Great Bend’s third graders were given a taste of life in the olden days on Wednesday. More than 200 children spent the day at the Barton County Historical Society Village and Museum.
Beverly Komarek, executive director of the museum, said Pioneer Day is an annual event, with only third graders and adult volunteers invited.
“We bring in every volunteer we can find,” she said. Tricia Reiser, principal at Eisenhower Elementary School, also coordinates a team of adult sponsors to make sure the trip is a safe and pleasant one.
Third graders especially enjoy hands-on education, so some of their favorite activities at Pioneer Day include washing clothes in a hand-operated washing machine. Volunteer Rita Brack showed them how to agitate the water and then run the wet clothing through a wringer. Each third grader washed an item, then took his or her laundry to a clothesline where Yvonne Hokr helped to hang the item up to dry, using wooden clothespins.
“The children really like to do these things,” Komarek said.
Inside the historic St. Paul’s Lutheran Church on the village grounds, students sat in pews and sang songs like “Peace Like a River.”
Inside the Red Barn, children sat on benches as Joe Boley showed them handy gadgets that pre-dated electricity, such as a cherry pitter and an apple corer.
But none of the children had to sit still for long. There were old-fashioned games, such as tug of war or gunny sack races. Another popular attraction at the village is the “jail,” which is more of a jungle gym and photo prop than a true historic artifact.
The historical village has its share of authentic buildings, including an AT&SF Railroad Depot from Belpre and a one-room school house from School District No. 50, which was originally located about 3.5 miles south of the village.

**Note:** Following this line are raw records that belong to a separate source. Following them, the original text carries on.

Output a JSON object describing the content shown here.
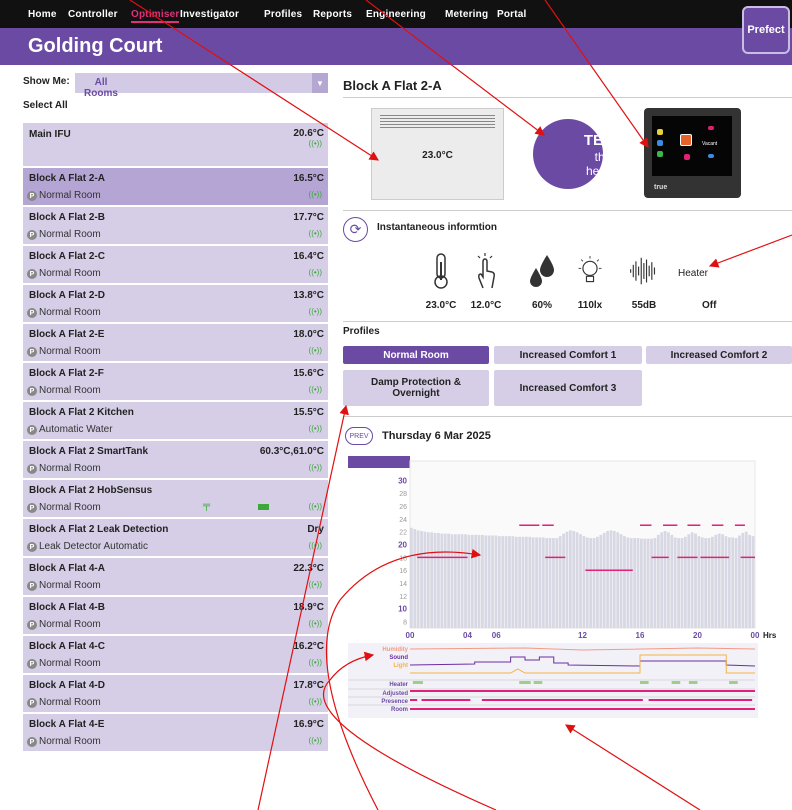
{
  "nav": {
    "items": [
      "Home",
      "Controller",
      "Optimiser",
      "Investigator",
      "Profiles",
      "Reports",
      "Engineering",
      "Metering",
      "Portal"
    ],
    "active": "Optimiser"
  },
  "site": {
    "title": "Golding Court",
    "logo": "Prefect"
  },
  "filter": {
    "label": "Show Me:",
    "value": "All Rooms",
    "select_all": "Select All"
  },
  "rooms": [
    {
      "name": "Main IFU",
      "temp": "20.6°C",
      "profile": "",
      "main": true
    },
    {
      "name": "Block A Flat 2-A",
      "temp": "16.5°C",
      "profile": "Normal Room",
      "selected": true
    },
    {
      "name": "Block A Flat 2-B",
      "temp": "17.7°C",
      "profile": "Normal Room"
    },
    {
      "name": "Block A Flat 2-C",
      "temp": "16.4°C",
      "profile": "Normal Room"
    },
    {
      "name": "Block A Flat 2-D",
      "temp": "13.8°C",
      "profile": "Normal Room"
    },
    {
      "name": "Block A Flat 2-E",
      "temp": "18.0°C",
      "profile": "Normal Room"
    },
    {
      "name": "Block A Flat 2-F",
      "temp": "15.6°C",
      "profile": "Normal Room"
    },
    {
      "name": "Block A Flat 2 Kitchen",
      "temp": "15.5°C",
      "profile": "Automatic Water"
    },
    {
      "name": "Block A Flat 2 SmartTank",
      "temp": "60.3°C,61.0°C",
      "profile": "Normal Room"
    },
    {
      "name": "Block A Flat 2 HobSensus",
      "temp": "",
      "profile": "Normal Room",
      "extras": true
    },
    {
      "name": "Block A Flat 2 Leak Detection",
      "temp": "Dry",
      "profile": "Leak Detector Automatic"
    },
    {
      "name": "Block A Flat 4-A",
      "temp": "22.3°C",
      "profile": "Normal Room"
    },
    {
      "name": "Block A Flat 4-B",
      "temp": "18.9°C",
      "profile": "Normal Room"
    },
    {
      "name": "Block A Flat 4-C",
      "temp": "16.2°C",
      "profile": "Normal Room"
    },
    {
      "name": "Block A Flat 4-D",
      "temp": "17.8°C",
      "profile": "Normal Room"
    },
    {
      "name": "Block A Flat 4-E",
      "temp": "16.9°C",
      "profile": "Normal Room"
    }
  ],
  "room_badge": "P",
  "signal_icon": "((•))",
  "detail": {
    "title": "Block A Flat 2-A",
    "heater_temp": "23.0°C",
    "test": {
      "a": "TEST",
      "b": "the",
      "c": "heater"
    },
    "device_brand": "true",
    "device_screen_label": "Vacant",
    "instant_label": "Instantaneous informtion",
    "readings": [
      {
        "icon": "thermometer-icon",
        "value": "23.0°C"
      },
      {
        "icon": "touch-icon",
        "value": "12.0°C"
      },
      {
        "icon": "humidity-icon",
        "value": "60%"
      },
      {
        "icon": "light-icon",
        "value": "110lx"
      },
      {
        "icon": "sound-icon",
        "value": "55dB"
      }
    ],
    "heater_label": "Heater",
    "heater_state": "Off"
  },
  "profiles": {
    "label": "Profiles",
    "buttons": [
      "Normal Room",
      "Increased Comfort 1",
      "Increased Comfort 2",
      "Damp Protection & Overnight",
      "Increased Comfort 3"
    ],
    "active": "Normal Room"
  },
  "day": {
    "prev": "PREV",
    "date": "Thursday 6 Mar 2025"
  },
  "chart_data": {
    "type": "bar",
    "y_ticks": [
      "30",
      "28",
      "26",
      "24",
      "22",
      "20",
      "18",
      "16",
      "14",
      "12",
      "10",
      "8"
    ],
    "ylim": [
      7,
      33
    ],
    "x_ticks": [
      "00",
      "04",
      "06",
      "12",
      "16",
      "20",
      "00"
    ],
    "x_unit": "Hrs",
    "temperature_profile": [
      22.6,
      22.4,
      22.2,
      22.1,
      22.0,
      21.9,
      21.9,
      21.8,
      21.8,
      21.7,
      21.7,
      21.7,
      21.6,
      21.6,
      21.6,
      21.6,
      21.6,
      21.5,
      21.5,
      21.5,
      21.5,
      21.5,
      21.4,
      21.4,
      21.4,
      21.4,
      21.3,
      21.3,
      21.3,
      21.3,
      21.3,
      21.2,
      21.2,
      21.2,
      21.2,
      21.2,
      21.1,
      21.1,
      21.1,
      21.1,
      21.0,
      21.0,
      21.0,
      21.0,
      21.3,
      21.7,
      22.0,
      22.2,
      22.1,
      21.9,
      21.6,
      21.3,
      21.1,
      21.0,
      21.0,
      21.2,
      21.5,
      21.8,
      22.1,
      22.2,
      22.1,
      21.9,
      21.6,
      21.3,
      21.1,
      21.0,
      21.0,
      21.0,
      20.9,
      20.9,
      20.9,
      20.9,
      21.0,
      21.5,
      21.9,
      22.1,
      21.9,
      21.5,
      21.1,
      21.0,
      21.0,
      21.2,
      21.6,
      21.9,
      21.7,
      21.3,
      21.1,
      21.0,
      21.0,
      21.2,
      21.5,
      21.7,
      21.6,
      21.3,
      21.1,
      21.1,
      21.0,
      21.4,
      21.8,
      22.0,
      21.5,
      21.3
    ],
    "setpoint_segments": [
      {
        "from": 0.5,
        "to": 4.0,
        "value": 18
      },
      {
        "from": 7.6,
        "to": 9.0,
        "value": 23
      },
      {
        "from": 9.2,
        "to": 10.0,
        "value": 23
      },
      {
        "from": 9.4,
        "to": 10.8,
        "value": 18
      },
      {
        "from": 12.2,
        "to": 15.5,
        "value": 16
      },
      {
        "from": 16.0,
        "to": 16.8,
        "value": 23
      },
      {
        "from": 17.6,
        "to": 18.6,
        "value": 23
      },
      {
        "from": 19.3,
        "to": 20.2,
        "value": 23
      },
      {
        "from": 21.0,
        "to": 21.8,
        "value": 23
      },
      {
        "from": 16.8,
        "to": 18.0,
        "value": 18
      },
      {
        "from": 18.6,
        "to": 20.0,
        "value": 18
      },
      {
        "from": 20.2,
        "to": 22.2,
        "value": 18
      },
      {
        "from": 22.6,
        "to": 23.3,
        "value": 23
      },
      {
        "from": 23.0,
        "to": 24.0,
        "value": 18
      }
    ],
    "series_labels": [
      "Humidity",
      "Sound",
      "Light",
      "Heater",
      "Adjusted",
      "Presence",
      "Room"
    ],
    "heater_on": [
      [
        0.2,
        0.9
      ],
      [
        7.6,
        8.4
      ],
      [
        8.6,
        9.2
      ],
      [
        16.0,
        16.6
      ],
      [
        18.2,
        18.8
      ],
      [
        19.4,
        20.0
      ],
      [
        22.2,
        22.8
      ]
    ],
    "presence_on": [
      [
        0.0,
        0.5
      ],
      [
        0.8,
        4.2
      ],
      [
        5.0,
        16.2
      ],
      [
        16.6,
        23.8
      ]
    ],
    "colors": {
      "bars": "#d8d8e4",
      "setpoint": "#e0207a",
      "header": "#6b4aa4",
      "humidity": "#f39a82",
      "sound": "#6b2fa0",
      "light": "#f5b342",
      "heater": "#9ccf8a",
      "adjusted": "#e0207a",
      "presence": "#e0207a",
      "room": "#e0207a"
    }
  }
}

Komarek said Pioneer Day helps children appreciate their heritage. One day, she added, the preservation of that heritage will be in their hands.